Cardiac arrest survival rates vary widely by geography, study finds
There is a huge variation in survival rates among people who receive emergency treatment after suffering cardiac arrest — and the overall prognosis is poor at best, a study of 10 Canadian and U.S. cities and regions has found.
A team of researchers from the two countries found that overall, less than eight per cent of people who were treated by paramedics or firefighters for cardiac arrests in the home or elsewhere outside hospital were successfully resuscitated.
Seattle had the best survival rate at 16 per cent, while Alabama had the lowest at three per cent. In Toronto and the Ottawa region, just over five per cent of treated victims lived, while in Vancouver, the third Canadian city in the study, 10 per cent survived.
"The regional differences in our study are huge — 500 per cent — much greater than the regional differences in survival for patients who are hospitalized with stroke or heart attack," lead author Dr. Graham Nichol of the University of Washington said Tuesday from Seattle.
Cardiac arrest is different from — but may be caused by — a heart attack. It occurs when the heart suddenly stops beating and the person is no longer breathing. One major cause is disruption of normal heart contractions, such as that caused by ventricular fibrillation.
Nichol said the key to saving lives is a quick response by bystanders, who need to perform immediate and continuous CPR until paramedics or firefighters arrive to treat and transport the patient to hospital. But in far too many cases, CPR is not performed and by the time EMS personnel arrive with defibrillators to shock the heart and restore circulation, it is too late.

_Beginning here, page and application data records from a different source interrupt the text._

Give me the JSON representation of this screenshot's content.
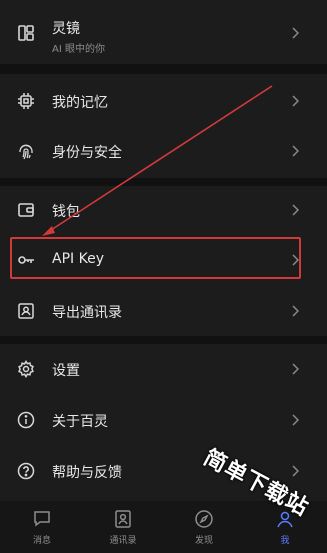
{
  "menu": {
    "lingjing": {
      "label": "灵镜",
      "sub": "AI 眼中的你",
      "icon": "layout-panel-icon"
    },
    "memory": {
      "label": "我的记忆",
      "icon": "chip-icon"
    },
    "identity": {
      "label": "身份与安全",
      "icon": "fingerprint-icon"
    },
    "wallet": {
      "label": "钱包",
      "icon": "wallet-icon"
    },
    "apikey": {
      "label": "API Key",
      "icon": "key-icon"
    },
    "export": {
      "label": "导出通讯录",
      "icon": "contact-card-icon"
    },
    "settings": {
      "label": "设置",
      "icon": "gear-icon"
    },
    "about": {
      "label": "关于百灵",
      "icon": "info-icon"
    },
    "help": {
      "label": "帮助与反馈",
      "icon": "question-icon"
    }
  },
  "tabs": [
    {
      "label": "消息",
      "icon": "message-icon"
    },
    {
      "label": "通讯录",
      "icon": "contacts-icon"
    },
    {
      "label": "发现",
      "icon": "compass-icon"
    },
    {
      "label": "我",
      "icon": "me-icon"
    }
  ],
  "overlay": {
    "watermark": "简单下载站",
    "highlight_color": "#d23a3a"
  }
}
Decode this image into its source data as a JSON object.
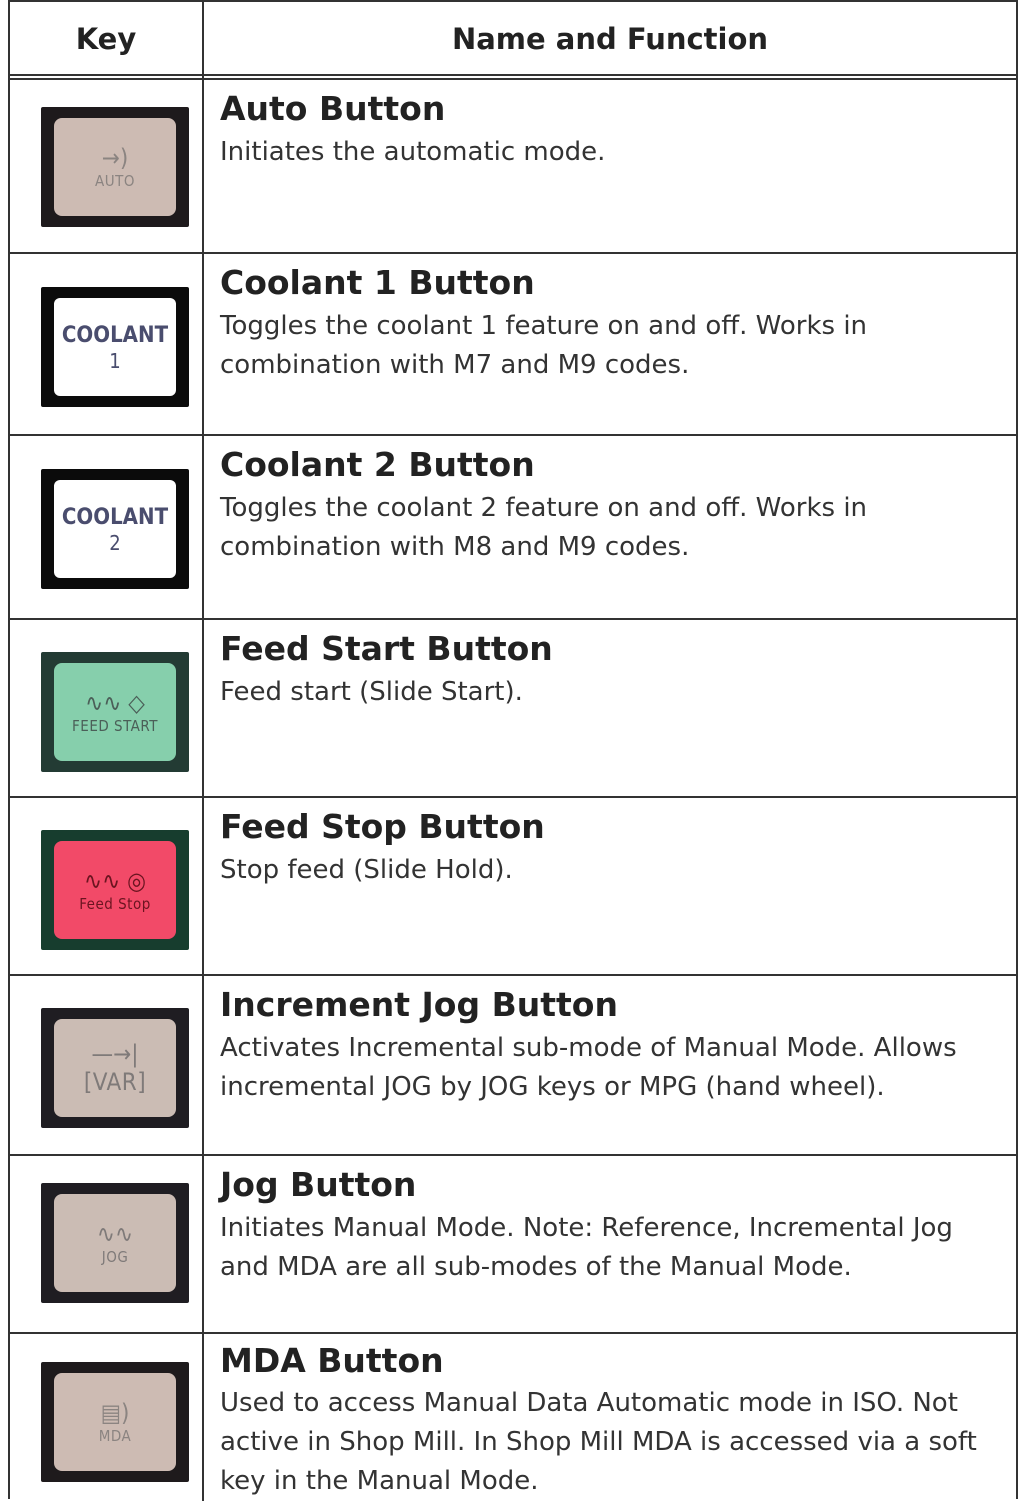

In the study, published in this week's Journal of the American Medical Association, researchers looked at more than 20,000 cardiac arrest cases between May 2006 and April 2007. Resuscitation was attempted in fewer than 12,000 cases — and only 954 of those felled by a cardiac arrest lived to be discharged from hospital. About 80 per cent of arrests occurred in the home.
And although CPR is known to save lives, the study found that in less than a third of cases did a bystander — whether a family member, friend or stranger — jump in to perform the procedure.
Nichol isn't sure why that figure is so low, but he speculated that people untrained in CPR — which involves chest compressions to move oxygenated blood to the brain and, in some cases, assisting breathing — may be fearful of doing more harm than good to the patient.
"But people need to remember that when they're unconscious and not breathing, they're already dead," he said bluntly. "So you can't hurt them. You'll only hurt them by not doing something."
In Seattle, community efforts to increase awareness of cardiac arrest, support of CPR training for city residents and strong emergency services appear to have paid off in higher survival rates, proving that "cardiac arrest is a treatable condition."
Cardiac arrest strikes an estimated 200,000 to 300,000 Americans and Canadians each year outside of hospital. Co-author Dr. Ian Stiell of the University of Ottawa said about 30,000 Canadians die each year from the condition.
Saving more lives means more Canadians need to be trained in and willing to perform CPR, Stiell said, noting that an earlier study showed that in Ontario, for instance, bystanders performed CPR in only about 15 per cent of cases.
"It's the whole community response, and that speaks to the chain of survival," he said from Ottawa. "It's not just the paramedics, it's how fast you can access 911, were there bystanders to do CPR, did fire get there first with a defibrillator and then finally the paramedics?"
Stiell said there are no national bodies in either Canada or the U.S. taking the lead on CPR training of community residents. Most CPR education is done at the community level, but that can be hit and miss, he said.
"There needs to be a higher awareness and perhaps some government agency to take responsibility, whether it be the city public health or the provincial government or federal government, to take responsibility as a goal to improve bystander CPR training strategies."